This can be done in any way that solicits feedback:
- System feedback survey (ask questions about the current system and allow people to dream about what they would like in the new system),
- Mood boards (where branding is a factor, consider giving people look and feel exercises),
- Post-it note exercises (where users stick notes on a wall with their expectations of the new system).
When users feel involved, they also feel partly responsible for the new system, and will therefore be more patient with minor issues that may arise, as is common in new system rollouts.
3. We are the champions!
Identify champions by finding leaders from across the organisation to communicate changes and keep their users up-to-date with the progress of the project.
Stakeholders are generally in senior management, which comes with a busy schedule. Identify champions who fulfil two roles:
- Educate users on system progress and proposed changes.
- Provide a central source of feedback from users to stakeholders.
This communication channel is key to help the core team manage communications and provides them early access to concerns raised by users.
4. Educate and train
No system is 100% intuitive out of the gate.
- Users need a base understanding of the technology used.
- Users should understand why content should be tagged to make it more searchable.
- Users should have a base understanding of the structure of the system.
Every organisation is different, so training should be tailored to the organisation. Keep in mind that over time, you may have new hires who have never seen a system like yours, and employees that are not as tech-savvy as those building the system.
5. Use your social outlets

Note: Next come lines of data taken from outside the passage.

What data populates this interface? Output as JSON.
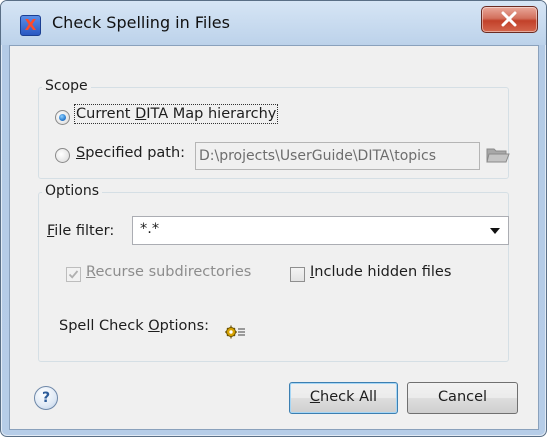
{
  "window": {
    "title": "Check Spelling in Files",
    "app_icon": "x-letter-app-icon",
    "close_icon": "close-icon"
  },
  "scope": {
    "legend": "Scope",
    "current_map": {
      "label_pre": "Current ",
      "label_accel": "D",
      "label_post": "ITA Map hierarchy",
      "checked": true
    },
    "specified_path": {
      "label_accel": "S",
      "label_post": "pecified path:",
      "checked": false,
      "value": "D:\\projects\\UserGuide\\DITA\\topics"
    },
    "browse_icon": "folder-icon"
  },
  "options": {
    "legend": "Options",
    "file_filter": {
      "label_accel": "F",
      "label_post": "ile filter:",
      "value": "*.*"
    },
    "recurse": {
      "label_accel": "R",
      "label_post": "ecurse subdirectories",
      "checked": true,
      "disabled": true
    },
    "hidden": {
      "label_accel": "I",
      "label_post": "nclude hidden files",
      "checked": false
    },
    "spell_check": {
      "label_pre": "Spell Check ",
      "label_accel": "O",
      "label_post": "ptions:",
      "icon": "gear-options-icon"
    }
  },
  "footer": {
    "help_label": "?",
    "check_all": {
      "accel": "C",
      "rest": "heck All"
    },
    "cancel_label": "Cancel"
  },
  "colors": {
    "title_bg": "#bcd2ea",
    "client_bg": "#f0f0f0",
    "close_red": "#c2412a",
    "default_border": "#3c7fb1"
  }
}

Today’s user is different from the same user 10 years ago. Everyone is on some sort of social media (Facebook, Twitter, Instagram, etc.), so you can leverage these channels in your new system to allow people to get to know a bit more about each other through corporate social media. You can use social media in many ways.
- Welcome new hires.
- Social events.
- Social groups and charities.
- Praise co-workers for hard work or help.
- Provide peer-to-peer support on any type of issue.
Keep your users informed with structured and regular communication.
Involve your users, even if some decisions have already been made. It’s never too late to get perspective on what your users want.
Identify champions to act as a communication channel between users and stakeholders.
Educate your users, so they have the basic tools to get around and understand why certain processes are put in-place.
Provide social outlets for people on your intranet. Using your intranet for more than just pushing news and content will make it an invaluable portal for users.